The most visible influence these slaves had in Japan, however, was on Japanese ceramic styles. Between the examples of looted ceramics taken from Korea, and skilled potters brought back to Japan, Korean styles and techniques had an important impact on Japanese pottery.
Yi Sam-pyeong and Arita Ware:
One of the great Korean ceramic artisans kidnapped by Hideyoshi's army was Yi Sam-pyeong (1579-1655). Along with his entire extended family, Yi was taken to the city of Arita, in Saga Prefecture on the southern island of Kyushu.
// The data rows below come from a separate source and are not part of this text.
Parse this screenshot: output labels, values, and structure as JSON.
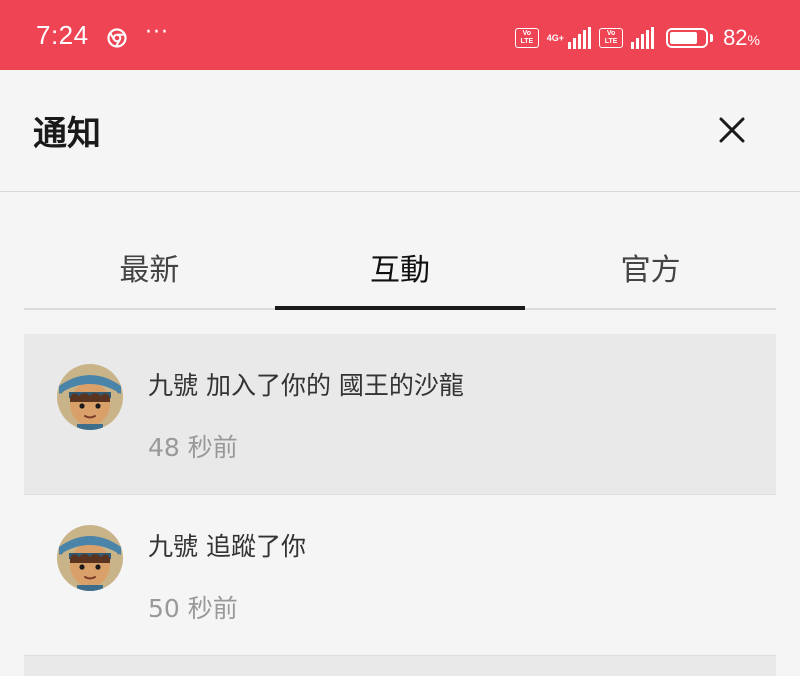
{
  "status_bar": {
    "time": "7:24",
    "more": "···",
    "volte_label": "Vo LTE",
    "network": "4G+",
    "battery_percent": 82,
    "battery_number": "82",
    "battery_unit": "%"
  },
  "header": {
    "title": "通知"
  },
  "tabs": [
    {
      "label": "最新",
      "active": false
    },
    {
      "label": "互動",
      "active": true
    },
    {
      "label": "官方",
      "active": false
    }
  ],
  "notifications": [
    {
      "text": "九號 加入了你的 國王的沙龍",
      "time": "48 秒前",
      "unread": true,
      "avatar": "character-avatar"
    },
    {
      "text": "九號 追蹤了你",
      "time": "50 秒前",
      "unread": false,
      "avatar": "character-avatar"
    }
  ],
  "colors": {
    "status_bar": "#ef4454",
    "background": "#f5f5f5",
    "unread_row": "#e9e9e9",
    "avatar_hat": "#3d6e8c"
  }
}
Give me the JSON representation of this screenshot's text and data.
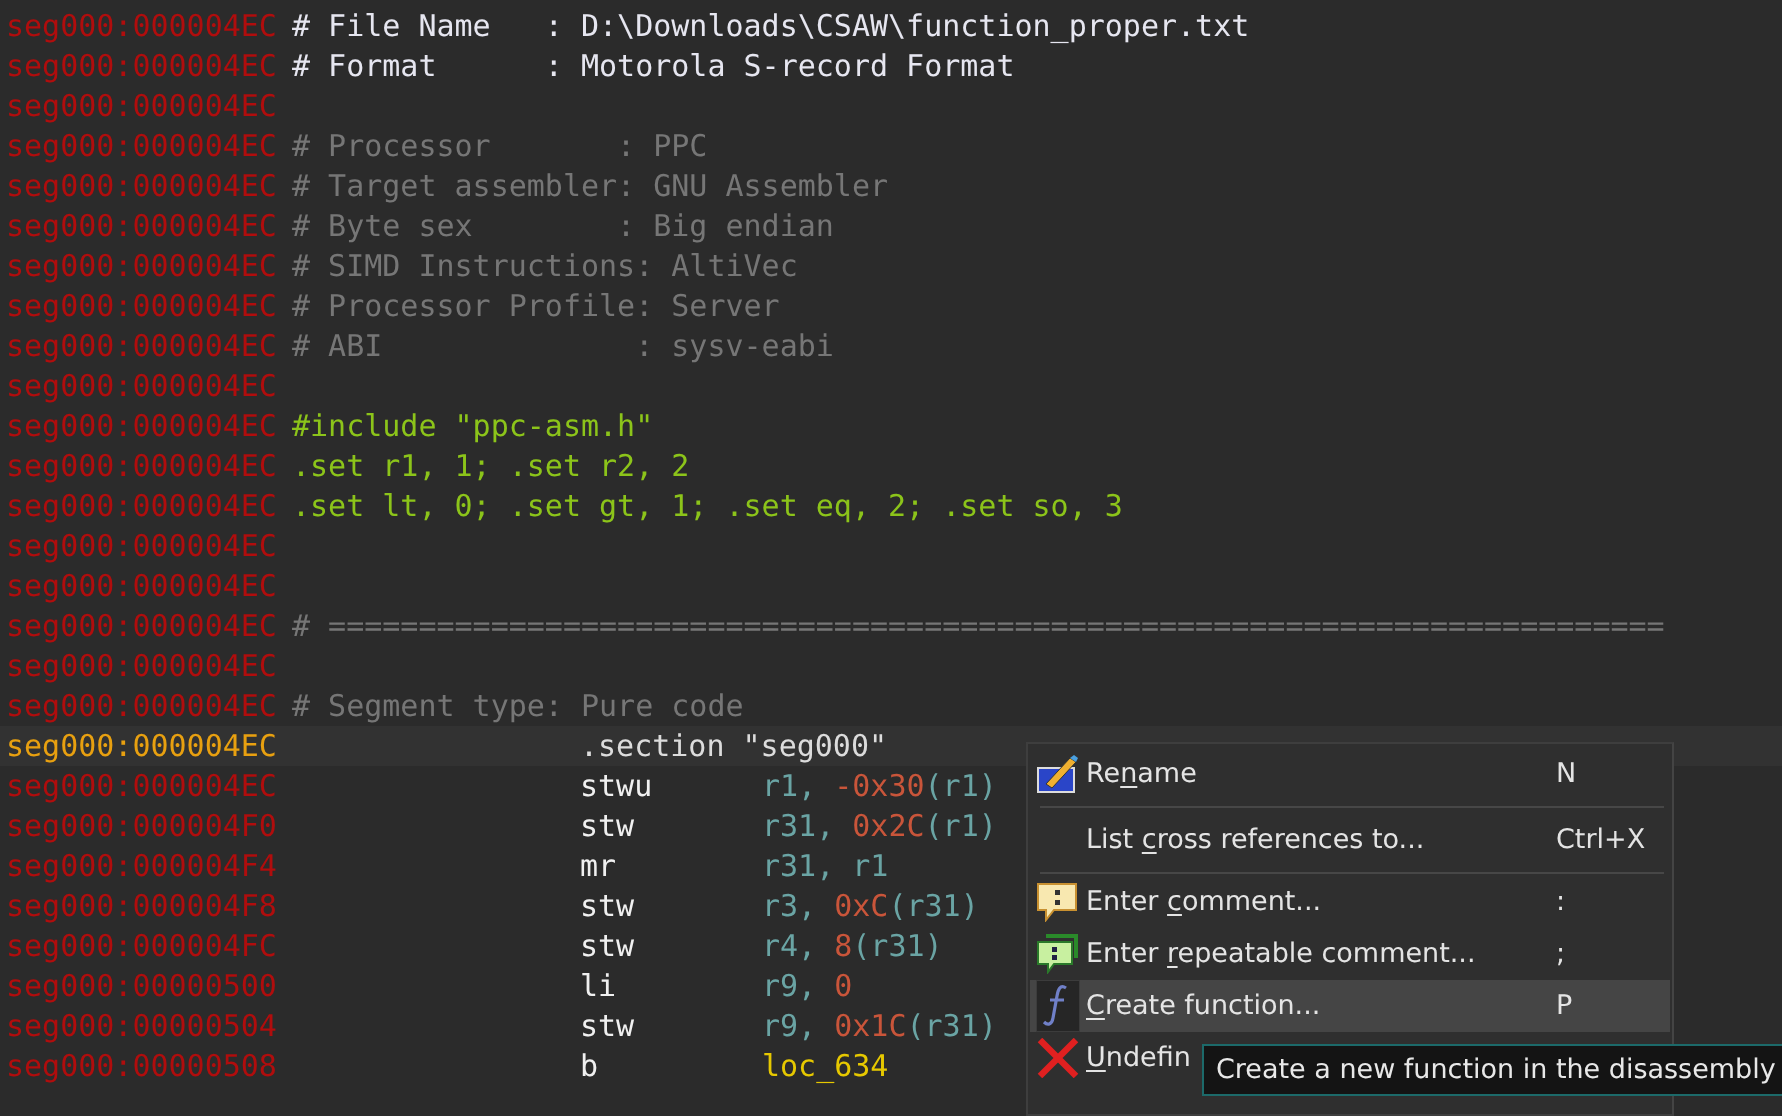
{
  "listing": {
    "lines": [
      {
        "address": "seg000:000004EC",
        "kind": "header",
        "text": "# File Name   : D:\\Downloads\\CSAW\\function_proper.txt",
        "current": false
      },
      {
        "address": "seg000:000004EC",
        "kind": "header",
        "text": "# Format      : Motorola S-record Format",
        "current": false
      },
      {
        "address": "seg000:000004EC",
        "kind": "blank",
        "current": false
      },
      {
        "address": "seg000:000004EC",
        "kind": "comment",
        "text": "# Processor       : PPC",
        "current": false
      },
      {
        "address": "seg000:000004EC",
        "kind": "comment",
        "text": "# Target assembler: GNU Assembler",
        "current": false
      },
      {
        "address": "seg000:000004EC",
        "kind": "comment",
        "text": "# Byte sex        : Big endian",
        "current": false
      },
      {
        "address": "seg000:000004EC",
        "kind": "comment",
        "text": "# SIMD Instructions: AltiVec",
        "current": false
      },
      {
        "address": "seg000:000004EC",
        "kind": "comment",
        "text": "# Processor Profile: Server",
        "current": false
      },
      {
        "address": "seg000:000004EC",
        "kind": "comment",
        "text": "# ABI              : sysv-eabi",
        "current": false
      },
      {
        "address": "seg000:000004EC",
        "kind": "blank",
        "current": false
      },
      {
        "address": "seg000:000004EC",
        "kind": "directive",
        "text": "#include \"ppc-asm.h\"",
        "current": false
      },
      {
        "address": "seg000:000004EC",
        "kind": "directive",
        "text": ".set r1, 1; .set r2, 2",
        "current": false
      },
      {
        "address": "seg000:000004EC",
        "kind": "directive",
        "text": ".set lt, 0; .set gt, 1; .set eq, 2; .set so, 3",
        "current": false
      },
      {
        "address": "seg000:000004EC",
        "kind": "blank",
        "current": false
      },
      {
        "address": "seg000:000004EC",
        "kind": "blank",
        "current": false
      },
      {
        "address": "seg000:000004EC",
        "kind": "comment",
        "text": "# ==========================================================================",
        "current": false
      },
      {
        "address": "seg000:000004EC",
        "kind": "blank",
        "current": false
      },
      {
        "address": "seg000:000004EC",
        "kind": "comment",
        "text": "# Segment type: Pure code",
        "current": false
      },
      {
        "address": "seg000:000004EC",
        "kind": "section",
        "text": ".section \"seg000\"",
        "current": true
      },
      {
        "address": "seg000:000004EC",
        "kind": "instruction",
        "mnemonic": "stwu",
        "operands": [
          {
            "kind": "reg",
            "text": "r1, "
          },
          {
            "kind": "num",
            "text": "-0x30"
          },
          {
            "kind": "reg",
            "text": "(r1)"
          }
        ],
        "current": false
      },
      {
        "address": "seg000:000004F0",
        "kind": "instruction",
        "mnemonic": "stw",
        "operands": [
          {
            "kind": "reg",
            "text": "r31, "
          },
          {
            "kind": "num",
            "text": "0x2C"
          },
          {
            "kind": "reg",
            "text": "(r1)"
          }
        ],
        "current": false
      },
      {
        "address": "seg000:000004F4",
        "kind": "instruction",
        "mnemonic": "mr",
        "operands": [
          {
            "kind": "reg",
            "text": "r31, r1"
          }
        ],
        "current": false
      },
      {
        "address": "seg000:000004F8",
        "kind": "instruction",
        "mnemonic": "stw",
        "operands": [
          {
            "kind": "reg",
            "text": "r3, "
          },
          {
            "kind": "num",
            "text": "0xC"
          },
          {
            "kind": "reg",
            "text": "(r31)"
          }
        ],
        "current": false
      },
      {
        "address": "seg000:000004FC",
        "kind": "instruction",
        "mnemonic": "stw",
        "operands": [
          {
            "kind": "reg",
            "text": "r4, "
          },
          {
            "kind": "num",
            "text": "8"
          },
          {
            "kind": "reg",
            "text": "(r31)"
          }
        ],
        "current": false
      },
      {
        "address": "seg000:00000500",
        "kind": "instruction",
        "mnemonic": "li",
        "operands": [
          {
            "kind": "reg",
            "text": "r9, "
          },
          {
            "kind": "num",
            "text": "0"
          }
        ],
        "current": false
      },
      {
        "address": "seg000:00000504",
        "kind": "instruction",
        "mnemonic": "stw",
        "operands": [
          {
            "kind": "reg",
            "text": "r9, "
          },
          {
            "kind": "num",
            "text": "0x1C"
          },
          {
            "kind": "reg",
            "text": "(r31)"
          }
        ],
        "current": false
      },
      {
        "address": "seg000:00000508",
        "kind": "instruction",
        "mnemonic": "b",
        "operands": [
          {
            "kind": "name",
            "text": "loc_634"
          }
        ],
        "current": false
      }
    ]
  },
  "context_menu": {
    "items": [
      {
        "kind": "rename",
        "before": "Re",
        "accel": "n",
        "after": "ame",
        "shortcut": "N",
        "selected": false,
        "separator_after": true
      },
      {
        "kind": "plain",
        "before": "List ",
        "accel": "c",
        "after": "ross references to...",
        "shortcut": "Ctrl+X",
        "selected": false,
        "separator_after": true
      },
      {
        "kind": "comment",
        "before": "Enter ",
        "accel": "c",
        "after": "omment...",
        "shortcut": ":",
        "selected": false,
        "separator_after": false
      },
      {
        "kind": "repeatable",
        "before": "Enter ",
        "accel": "r",
        "after": "epeatable comment...",
        "shortcut": ";",
        "selected": false,
        "separator_after": false
      },
      {
        "kind": "function",
        "accel": "C",
        "after": "reate function...",
        "shortcut": "P",
        "selected": true,
        "separator_after": false
      },
      {
        "kind": "undefine",
        "accel": "U",
        "after": "ndefin",
        "selected": false,
        "separator_after": false
      }
    ]
  },
  "tooltip": {
    "text": "Create a new function in the disassembly"
  }
}
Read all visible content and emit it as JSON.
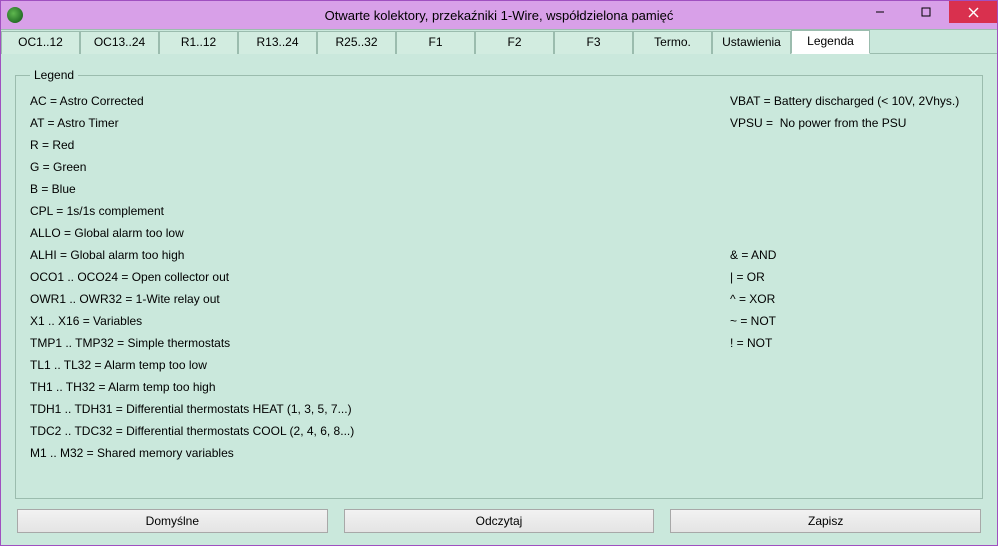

Yi explored the area and discovered deposits of kaolin, a light, pure white clay, which allowed him to introduce porcelain manufacture to Japan. Soon, Arita became the center of porcelain production in Japan. It specialized in pieces made with overglazing in imitation of Chinese blue and white porcelains; these goods were popular imports in Europe.
Yi Sam-pyeong lived out the remainder of his life in Japan, and took the Japanese name Kanagae Sanbee.
The daimyo of Satsuma domain on the southern end of Kyushu Island also wanted to create a porcelain industry, so he kidnapped Korean potters and brought them back to his capital as well. They developed a porcelain style called Satsuma ware, which is decorated with ivory crackle glaze painted over with colorful scenes and gold trim.
Like Arita ware, Satsuma ware was produced for the export market. Dutch traders at Dejima Island, Nagasaki were the conduit for Japanese porcelain imports into Europe.
The Ri Brothers and Hagi Ware:
Not wanting to be left out, the daimyo of Yamaguchi Prefecture, on the southern tip of the main island of Honshu also captured Korean ceramic artists for his domain. His most famous captives were two brothers, Ri Kei and Ri Shakko, who began firing a new style called Hagi ware in 1604.
Unlike the export-driven pottery works of Kyushu, the Ri brothers' kilns turned out pieces for use in Japan. Hagi ware is stoneware with a milky white glaze, which sometimes includes an etched or incised design. In particular, tea sets made of Hagi ware are especially prized.
Today, Hagi ware is second only to Raku in the world of Japanese tea ceremony sets. The descendants of the Ri brothers, who changed their family name to Saka, are still making pottery in Hagi.
Other Korean-made Japanese Pottery Styles:
Among the other Japanese pottery styles that were created or greatly influenced by enslaved Korean potters are the sturdy, simple Karatsu ware; Korean potter Sonkai's light Agano teaware; and Pal San's richly glazed Takatori ware.
Artistic Legacy of a Brutal War:
The Imjin War was one of the most brutal in early modern Asian history. When Japan's soldiers realized that they would not win the war, they engaged in atrocities such as cutting off the noses of every Korean person in some villages; the noses were turned in to their commanders as trophies. They also looted or destroyed priceless works of art and scholarship.
Out of the horror and suffering, however, some good also appeared (at least, for Japan). Although it must have been heart-breaking for the Korean artisans who were kidnapped and enslaved, Japan used their skills and technical knowledge to produce amazing advances in silk making, in ironwork, and especially in pottery.